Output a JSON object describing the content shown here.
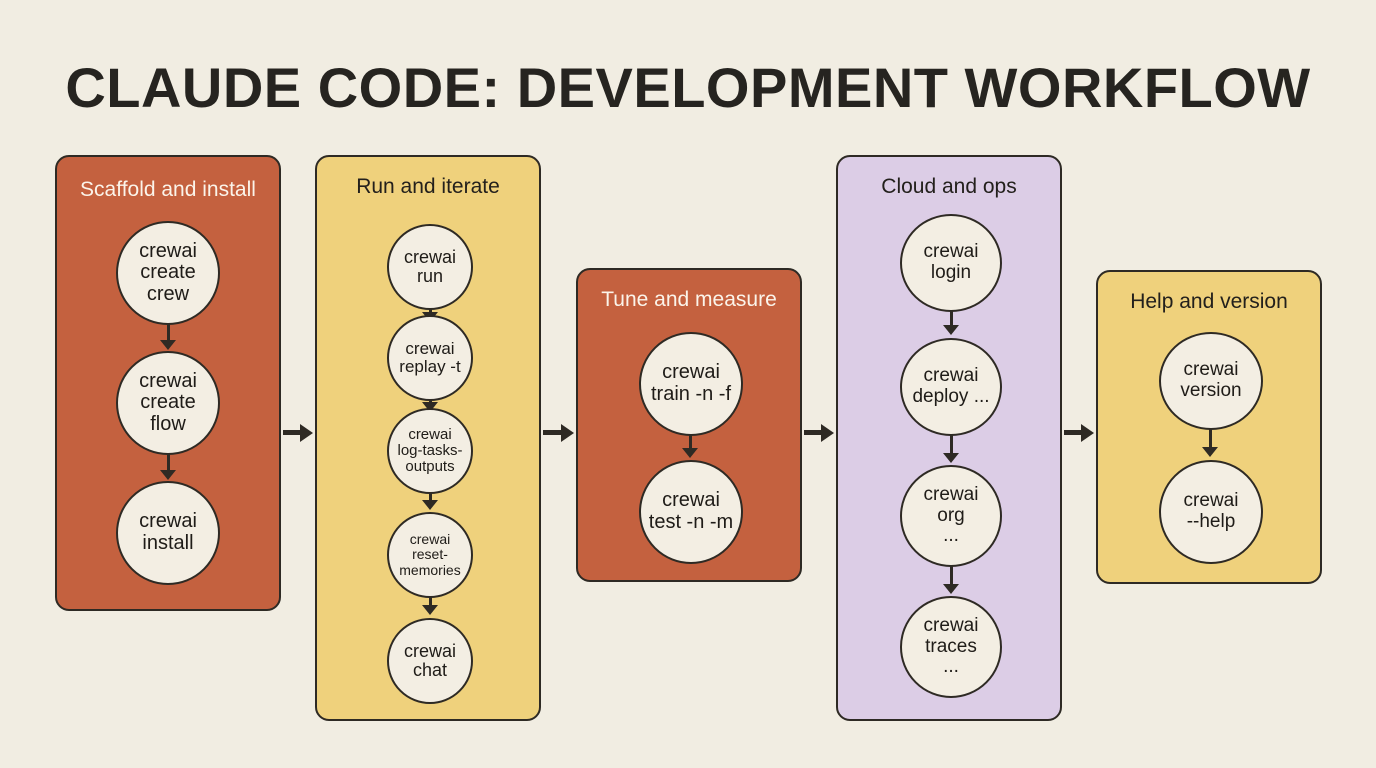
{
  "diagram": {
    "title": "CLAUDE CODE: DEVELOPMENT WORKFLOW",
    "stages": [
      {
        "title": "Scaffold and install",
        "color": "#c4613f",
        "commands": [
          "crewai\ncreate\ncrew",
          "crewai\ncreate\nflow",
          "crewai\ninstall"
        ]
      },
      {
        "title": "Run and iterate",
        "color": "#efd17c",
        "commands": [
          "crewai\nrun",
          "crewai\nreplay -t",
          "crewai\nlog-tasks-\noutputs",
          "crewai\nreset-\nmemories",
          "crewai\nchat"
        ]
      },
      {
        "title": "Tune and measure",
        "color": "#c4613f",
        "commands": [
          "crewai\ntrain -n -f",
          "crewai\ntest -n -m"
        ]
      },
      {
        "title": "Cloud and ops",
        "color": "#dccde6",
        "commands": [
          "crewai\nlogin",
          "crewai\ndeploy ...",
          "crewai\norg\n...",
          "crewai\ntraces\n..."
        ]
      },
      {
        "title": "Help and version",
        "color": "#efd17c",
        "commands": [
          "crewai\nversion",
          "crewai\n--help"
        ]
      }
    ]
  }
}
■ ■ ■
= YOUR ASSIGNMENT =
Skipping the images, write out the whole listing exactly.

= WRITTEN RESPONSE =
Output a JSON object describing the content shown here.
{
  "diagram": {
    "title": "CLAUDE CODE: DEVELOPMENT WORKFLOW",
    "stages": [
      {
        "title": "Scaffold and install",
        "color": "#c4613f",
        "commands": [
          "crewai\ncreate\ncrew",
          "crewai\ncreate\nflow",
          "crewai\ninstall"
        ]
      },
      {
        "title": "Run and iterate",
        "color": "#efd17c",
        "commands": [
          "crewai\nrun",
          "crewai\nreplay -t",
          "crewai\nlog-tasks-\noutputs",
          "crewai\nreset-\nmemories",
          "crewai\nchat"
        ]
      },
      {
        "title": "Tune and measure",
        "color": "#c4613f",
        "commands": [
          "crewai\ntrain -n -f",
          "crewai\ntest -n -m"
        ]
      },
      {
        "title": "Cloud and ops",
        "color": "#dccde6",
        "commands": [
          "crewai\nlogin",
          "crewai\ndeploy ...",
          "crewai\norg\n...",
          "crewai\ntraces\n..."
        ]
      },
      {
        "title": "Help and version",
        "color": "#efd17c",
        "commands": [
          "crewai\nversion",
          "crewai\n--help"
        ]
      }
    ]
  }
}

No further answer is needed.